Data for the task:

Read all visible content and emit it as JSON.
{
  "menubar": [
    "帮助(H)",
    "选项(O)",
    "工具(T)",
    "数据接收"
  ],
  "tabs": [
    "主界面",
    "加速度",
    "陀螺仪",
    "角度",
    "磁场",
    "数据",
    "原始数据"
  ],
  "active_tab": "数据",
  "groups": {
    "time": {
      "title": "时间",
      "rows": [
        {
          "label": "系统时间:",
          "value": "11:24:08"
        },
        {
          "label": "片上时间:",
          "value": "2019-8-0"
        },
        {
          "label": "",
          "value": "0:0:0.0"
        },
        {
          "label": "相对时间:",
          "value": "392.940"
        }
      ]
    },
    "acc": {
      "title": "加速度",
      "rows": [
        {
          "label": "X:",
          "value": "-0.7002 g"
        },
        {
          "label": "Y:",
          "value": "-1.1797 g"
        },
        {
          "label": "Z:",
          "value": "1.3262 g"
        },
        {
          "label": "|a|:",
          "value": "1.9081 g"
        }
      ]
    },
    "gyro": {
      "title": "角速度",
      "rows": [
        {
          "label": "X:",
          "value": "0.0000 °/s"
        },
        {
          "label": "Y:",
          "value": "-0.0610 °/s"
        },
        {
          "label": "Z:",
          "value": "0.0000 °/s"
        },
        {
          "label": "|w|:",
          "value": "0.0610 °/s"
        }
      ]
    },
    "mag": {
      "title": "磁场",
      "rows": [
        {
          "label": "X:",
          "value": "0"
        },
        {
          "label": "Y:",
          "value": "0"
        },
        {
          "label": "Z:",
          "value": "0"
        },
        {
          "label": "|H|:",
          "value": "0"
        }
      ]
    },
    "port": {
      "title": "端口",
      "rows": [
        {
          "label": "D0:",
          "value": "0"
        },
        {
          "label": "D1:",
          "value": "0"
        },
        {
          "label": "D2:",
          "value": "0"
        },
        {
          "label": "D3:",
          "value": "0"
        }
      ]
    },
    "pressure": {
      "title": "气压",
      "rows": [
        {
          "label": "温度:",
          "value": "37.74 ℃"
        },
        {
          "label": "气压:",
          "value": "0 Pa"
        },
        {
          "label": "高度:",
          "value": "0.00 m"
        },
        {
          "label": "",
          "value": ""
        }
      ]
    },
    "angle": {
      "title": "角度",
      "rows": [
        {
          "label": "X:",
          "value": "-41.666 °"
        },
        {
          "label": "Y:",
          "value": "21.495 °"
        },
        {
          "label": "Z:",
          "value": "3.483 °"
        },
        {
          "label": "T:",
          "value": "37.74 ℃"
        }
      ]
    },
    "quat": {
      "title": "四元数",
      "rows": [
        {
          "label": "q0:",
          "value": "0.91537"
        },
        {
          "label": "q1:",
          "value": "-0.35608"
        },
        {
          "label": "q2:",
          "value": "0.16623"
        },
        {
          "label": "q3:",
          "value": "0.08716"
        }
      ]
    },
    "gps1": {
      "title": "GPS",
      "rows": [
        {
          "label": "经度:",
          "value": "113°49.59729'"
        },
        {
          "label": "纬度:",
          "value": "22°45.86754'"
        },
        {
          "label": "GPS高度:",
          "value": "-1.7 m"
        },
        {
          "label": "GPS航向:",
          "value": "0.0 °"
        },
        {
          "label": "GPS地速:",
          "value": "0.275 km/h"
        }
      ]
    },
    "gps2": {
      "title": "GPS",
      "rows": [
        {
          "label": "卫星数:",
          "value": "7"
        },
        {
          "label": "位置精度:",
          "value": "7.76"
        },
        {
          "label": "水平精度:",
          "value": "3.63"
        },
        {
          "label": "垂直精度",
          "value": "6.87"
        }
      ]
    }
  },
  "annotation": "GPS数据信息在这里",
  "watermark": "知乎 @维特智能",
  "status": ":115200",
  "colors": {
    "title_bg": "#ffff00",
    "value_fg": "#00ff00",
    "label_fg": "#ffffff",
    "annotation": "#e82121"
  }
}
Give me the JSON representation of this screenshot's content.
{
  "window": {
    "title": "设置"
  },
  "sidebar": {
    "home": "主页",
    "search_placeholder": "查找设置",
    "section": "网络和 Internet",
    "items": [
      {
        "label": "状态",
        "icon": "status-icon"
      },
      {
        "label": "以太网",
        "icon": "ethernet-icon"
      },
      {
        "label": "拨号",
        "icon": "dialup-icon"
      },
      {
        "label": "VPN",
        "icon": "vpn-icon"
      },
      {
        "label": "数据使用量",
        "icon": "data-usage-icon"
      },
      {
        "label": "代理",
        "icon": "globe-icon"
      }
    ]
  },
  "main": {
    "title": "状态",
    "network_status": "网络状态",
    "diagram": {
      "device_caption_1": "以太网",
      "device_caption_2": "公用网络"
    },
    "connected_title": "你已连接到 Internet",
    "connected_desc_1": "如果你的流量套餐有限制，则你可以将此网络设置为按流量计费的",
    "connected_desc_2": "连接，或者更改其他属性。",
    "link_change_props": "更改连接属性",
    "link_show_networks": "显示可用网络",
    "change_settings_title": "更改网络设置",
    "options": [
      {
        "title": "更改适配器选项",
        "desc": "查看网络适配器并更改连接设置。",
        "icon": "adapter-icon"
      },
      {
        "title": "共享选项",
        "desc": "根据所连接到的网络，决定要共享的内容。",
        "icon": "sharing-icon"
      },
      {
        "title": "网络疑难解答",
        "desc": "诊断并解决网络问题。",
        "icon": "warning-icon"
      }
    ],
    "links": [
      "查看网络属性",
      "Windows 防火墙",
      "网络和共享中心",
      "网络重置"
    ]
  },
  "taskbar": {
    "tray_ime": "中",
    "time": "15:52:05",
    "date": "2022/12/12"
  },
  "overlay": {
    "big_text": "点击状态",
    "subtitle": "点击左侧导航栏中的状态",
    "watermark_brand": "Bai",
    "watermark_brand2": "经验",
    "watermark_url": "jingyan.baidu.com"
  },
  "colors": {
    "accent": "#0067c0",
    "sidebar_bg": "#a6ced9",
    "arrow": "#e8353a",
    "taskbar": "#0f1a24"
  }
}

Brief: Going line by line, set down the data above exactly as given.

Output of the task:
Read all visible content and emit it as JSON.
{
  "menubar": [
    "帮助(H)",
    "选项(O)",
    "工具(T)",
    "数据接收"
  ],
  "tabs": [
    "主界面",
    "加速度",
    "陀螺仪",
    "角度",
    "磁场",
    "数据",
    "原始数据"
  ],
  "active_tab": "数据",
  "groups": {
    "time": {
      "title": "时间",
      "rows": [
        {
          "label": "系统时间:",
          "value": "11:24:08"
        },
        {
          "label": "片上时间:",
          "value": "2019-8-0"
        },
        {
          "label": "",
          "value": "0:0:0.0"
        },
        {
          "label": "相对时间:",
          "value": "392.940"
        }
      ]
    },
    "acc": {
      "title": "加速度",
      "rows": [
        {
          "label": "X:",
          "value": "-0.7002 g"
        },
        {
          "label": "Y:",
          "value": "-1.1797 g"
        },
        {
          "label": "Z:",
          "value": "1.3262 g"
        },
        {
          "label": "|a|:",
          "value": "1.9081 g"
        }
      ]
    },
    "gyro": {
      "title": "角速度",
      "rows": [
        {
          "label": "X:",
          "value": "0.0000 °/s"
        },
        {
          "label": "Y:",
          "value": "-0.0610 °/s"
        },
        {
          "label": "Z:",
          "value": "0.0000 °/s"
        },
        {
          "label": "|w|:",
          "value": "0.0610 °/s"
        }
      ]
    },
    "mag": {
      "title": "磁场",
      "rows": [
        {
          "label": "X:",
          "value": "0"
        },
        {
          "label": "Y:",
          "value": "0"
        },
        {
          "label": "Z:",
          "value": "0"
        },
        {
          "label": "|H|:",
          "value": "0"
        }
      ]
    },
    "port": {
      "title": "端口",
      "rows": [
        {
          "label": "D0:",
          "value": "0"
        },
        {
          "label": "D1:",
          "value": "0"
        },
        {
          "label": "D2:",
          "value": "0"
        },
        {
          "label": "D3:",
          "value": "0"
        }
      ]
    },
    "pressure": {
      "title": "气压",
      "rows": [
        {
          "label": "温度:",
          "value": "37.74 ℃"
        },
        {
          "label": "气压:",
          "value": "0 Pa"
        },
        {
          "label": "高度:",
          "value": "0.00 m"
        },
        {
          "label": "",
          "value": ""
        }
      ]
    },
    "angle": {
      "title": "角度",
      "rows": [
        {
          "label": "X:",
          "value": "-41.666 °"
        },
        {
          "label": "Y:",
          "value": "21.495 °"
        },
        {
          "label": "Z:",
          "value": "3.483 °"
        },
        {
          "label": "T:",
          "value": "37.74 ℃"
        }
      ]
    },
    "quat": {
      "title": "四元数",
      "rows": [
        {
          "label": "q0:",
          "value": "0.91537"
        },
        {
          "label": "q1:",
          "value": "-0.35608"
        },
        {
          "label": "q2:",
          "value": "0.16623"
        },
        {
          "label": "q3:",
          "value": "0.08716"
        }
      ]
    },
    "gps1": {
      "title": "GPS",
      "rows": [
        {
          "label": "经度:",
          "value": "113°49.59729'"
        },
        {
          "label": "纬度:",
          "value": "22°45.86754'"
        },
        {
          "label": "GPS高度:",
          "value": "-1.7 m"
        },
        {
          "label": "GPS航向:",
          "value": "0.0 °"
        },
        {
          "label": "GPS地速:",
          "value": "0.275 km/h"
        }
      ]
    },
    "gps2": {
      "title": "GPS",
      "rows": [
        {
          "label": "卫星数:",
          "value": "7"
        },
        {
          "label": "位置精度:",
          "value": "7.76"
        },
        {
          "label": "水平精度:",
          "value": "3.63"
        },
        {
          "label": "垂直精度",
          "value": "6.87"
        }
      ]
    }
  },
  "annotation": "GPS数据信息在这里",
  "watermark": "知乎 @维特智能",
  "status": ":115200",
  "colors": {
    "title_bg": "#ffff00",
    "value_fg": "#00ff00",
    "label_fg": "#ffffff",
    "annotation": "#e82121"
  }
}
Give me the JSON representation of this screenshot's content.
{
  "window": {
    "title": "设置"
  },
  "sidebar": {
    "home": "主页",
    "search_placeholder": "查找设置",
    "section": "网络和 Internet",
    "items": [
      {
        "label": "状态",
        "icon": "status-icon"
      },
      {
        "label": "以太网",
        "icon": "ethernet-icon"
      },
      {
        "label": "拨号",
        "icon": "dialup-icon"
      },
      {
        "label": "VPN",
        "icon": "vpn-icon"
      },
      {
        "label": "数据使用量",
        "icon": "data-usage-icon"
      },
      {
        "label": "代理",
        "icon": "globe-icon"
      }
    ]
  },
  "main": {
    "title": "状态",
    "network_status": "网络状态",
    "diagram": {
      "device_caption_1": "以太网",
      "device_caption_2": "公用网络"
    },
    "connected_title": "你已连接到 Internet",
    "connected_desc_1": "如果你的流量套餐有限制，则你可以将此网络设置为按流量计费的",
    "connected_desc_2": "连接，或者更改其他属性。",
    "link_change_props": "更改连接属性",
    "link_show_networks": "显示可用网络",
    "change_settings_title": "更改网络设置",
    "options": [
      {
        "title": "更改适配器选项",
        "desc": "查看网络适配器并更改连接设置。",
        "icon": "adapter-icon"
      },
      {
        "title": "共享选项",
        "desc": "根据所连接到的网络，决定要共享的内容。",
        "icon": "sharing-icon"
      },
      {
        "title": "网络疑难解答",
        "desc": "诊断并解决网络问题。",
        "icon": "warning-icon"
      }
    ],
    "links": [
      "查看网络属性",
      "Windows 防火墙",
      "网络和共享中心",
      "网络重置"
    ]
  },
  "taskbar": {
    "tray_ime": "中",
    "time": "15:52:05",
    "date": "2022/12/12"
  },
  "overlay": {
    "big_text": "点击状态",
    "subtitle": "点击左侧导航栏中的状态",
    "watermark_brand": "Bai",
    "watermark_brand2": "经验",
    "watermark_url": "jingyan.baidu.com"
  },
  "colors": {
    "accent": "#0067c0",
    "sidebar_bg": "#a6ced9",
    "arrow": "#e8353a",
    "taskbar": "#0f1a24"
  }
}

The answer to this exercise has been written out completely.